AnimalSpeed on Land (mph)Speed in Water (mph)
House Cat30

These speed comparisons show alligators might not be the quickest in either terrain, but they are still, without a doubt, versatile predators. Their adaptability and agility make them effective hunters.

Moving forward, let’s delve into how these fantastic creatures use their speed to survive in the wild. It’s crucial to understand that their movement plays a significant role. Whether it’s evading danger or stalking prey, mobility strategies differ for every scenario. This fascinating fact brings us to our journey’s next stop. We’ll explore the unique hunting strategies of these powerful predators and how their speed plays a role.

Myths About Alligator Speed

Like with any animal, there are numerous misconceptions floating around about the speed of alligators. Understanding these myths can help manage the fear and provide true insight into these fascinating creatures.

One common myth you’ll hear is: Alligators are faster on land than in water. While alligators are surprisingly agile on land, reaching up to 11 miles per hour, their real prowess shines in the water. In fact, alligators have been clocked at 20 miles per hour underwater. This is nearly double their land speed! So when it comes to alligators, they’ll always be in their fast lane when they are swimming.

Table 1: Alligator Speed Comparison

EnvironmentAlligator Speed (mph)

Another common myth is that they can maintain their top speed for long periods. The truth is, while they may dart out of the water at impressive speeds, these high-speed bursts are typically short-lived. After these short sprints, they need plenty of time to rest and recharge. So you don’t need to worry about being tirelessly chased by a high-speed alligator.
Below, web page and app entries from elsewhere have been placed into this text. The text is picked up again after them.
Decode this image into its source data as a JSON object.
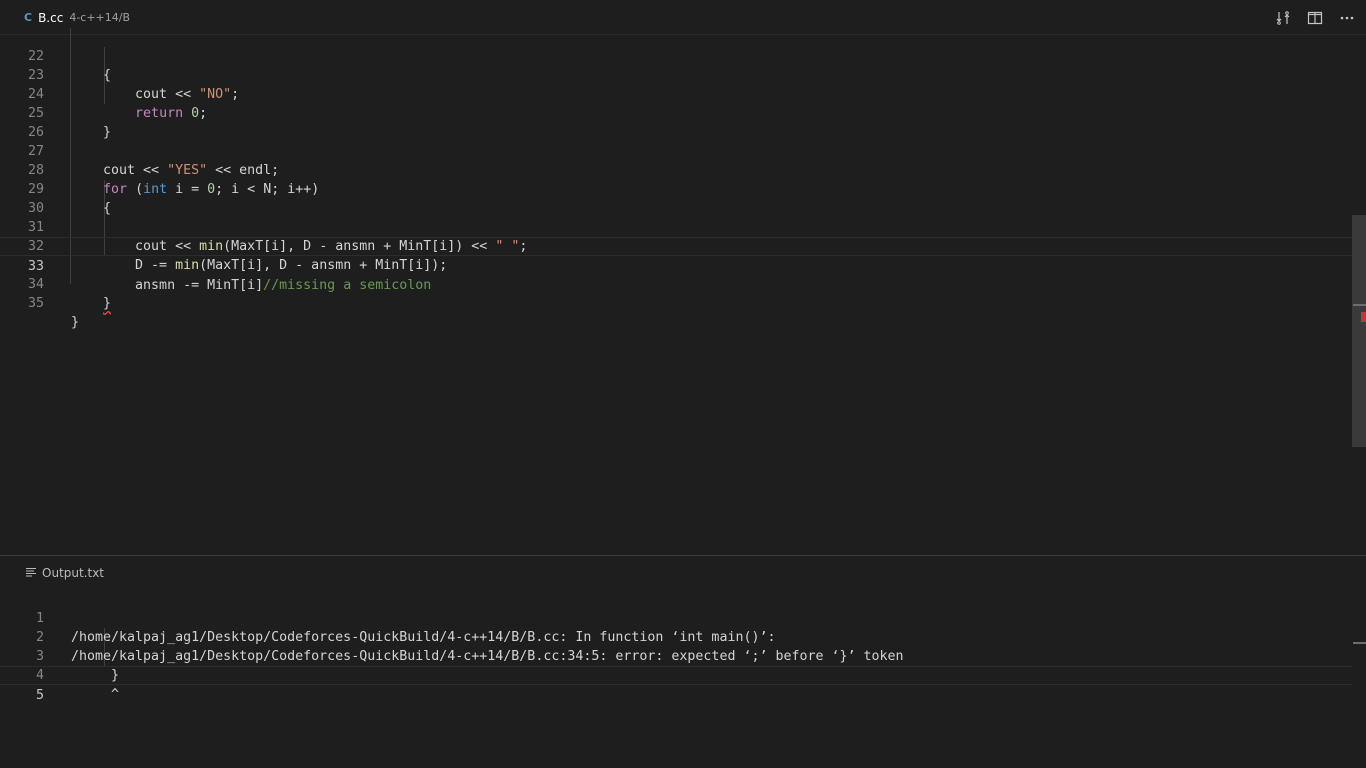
{
  "tab": {
    "icon": "C",
    "file_name": "B.cc",
    "file_path": "4-c++14/B"
  },
  "actions": [
    {
      "name": "open-changes-icon",
      "glyph": "⇆"
    },
    {
      "name": "split-editor-icon",
      "glyph": "◫"
    },
    {
      "name": "more-actions-icon",
      "glyph": "···"
    }
  ],
  "editor": {
    "lines": [
      {
        "n": "22",
        "text": "    {"
      },
      {
        "n": "23",
        "text": "        cout << \"NO\";"
      },
      {
        "n": "24",
        "text": "        return 0;"
      },
      {
        "n": "25",
        "text": "    }"
      },
      {
        "n": "26",
        "text": ""
      },
      {
        "n": "27",
        "text": "    cout << \"YES\" << endl;"
      },
      {
        "n": "28",
        "text": "    for (int i = 0; i < N; i++)"
      },
      {
        "n": "29",
        "text": "    {"
      },
      {
        "n": "30",
        "text": ""
      },
      {
        "n": "31",
        "text": "        cout << min(MaxT[i], D - ansmn + MinT[i]) << \" \";"
      },
      {
        "n": "32",
        "text": "        D -= min(MaxT[i], D - ansmn + MinT[i]);"
      },
      {
        "n": "33",
        "text": "        ansmn -= MinT[i]//missing a semicolon"
      },
      {
        "n": "34",
        "text": "    }"
      },
      {
        "n": "35",
        "text": "}"
      }
    ]
  },
  "output_panel": {
    "title": "Output.txt",
    "lines": [
      {
        "n": "1",
        "text": "/home/kalpaj_ag1/Desktop/Codeforces-QuickBuild/4-c++14/B/B.cc: In function ‘int main()’:"
      },
      {
        "n": "2",
        "text": "/home/kalpaj_ag1/Desktop/Codeforces-QuickBuild/4-c++14/B/B.cc:34:5: error: expected ‘;’ before ‘}’ token"
      },
      {
        "n": "3",
        "text": "     }"
      },
      {
        "n": "4",
        "text": "     ^"
      },
      {
        "n": "5",
        "text": ""
      }
    ]
  },
  "colors": {
    "background": "#1e1e1e",
    "keyword": "#c586c0",
    "type": "#569cd6",
    "string": "#ce9178",
    "number": "#b5cea8",
    "function": "#dcdcaa",
    "comment": "#6a9955",
    "error": "#f14c4c"
  }
}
Finally, here’s a myth that is sure to get your attention: Alligators run as fast as horses. This is, of course, a vast overestimation. The average speed of a horse is around 25 to 30 miles per hour – more than double the speed of an alligator on land. And while it’s true alligators are quick, they’re nowhere near horse speed.

AnimalAverage Speed (mph)

Surprising, isn’t it? So next time you’re comparing animal speeds, remember these facts about alligator speed. They may not be the fastest species on land or water, but their adaptability and agility certainly give them a competitive edge.


So, you’ve learned that alligators aren’t the land speedsters some might make them out to be. They’re not outpacing horses, and they can’t maintain their top speeds for long. But don’t let that fool you into thinking they’re slow. In the water, they’re a force to be reckoned with, reaching speeds of up to 20 miles per hour. On land, they may only manage 11 miles per hour, but it’s their adaptability and agility that truly set them apart. Remember, it’s not always about being the fastest. Sometimes, it’s about being the most adaptable and agile, and in those areas, alligators excel. This understanding helps us appreciate the unique capabilities of these fascinating creatures.

How fast can an alligator move in water?

Alligators are faster in water, capable of reaching speeds of up to 20 miles per hour. Their aquatic speed is facilitated by their streamlined bodies and strong tails.

What is the land speed of an alligator?

On land, alligators move significantly slower than in the water. They can only manage speeds up to 11 miles per hour.

Can an alligator outrun a horse?

No, an alligator cannot outrun a horse. Horses are much faster, with an average speed ranging between 25 and 30 miles per hour.

Is an alligator faster on land or in water?

Contrary to common misconceptions, an alligator is faster in water than on land. Their bodies are better adapted for the aquatic environment.

Are alligators able to maintain top speeds for long periods?

No, alligators are not able to maintain their top speeds for extended periods. Despite their speed, their stamina is materially limited.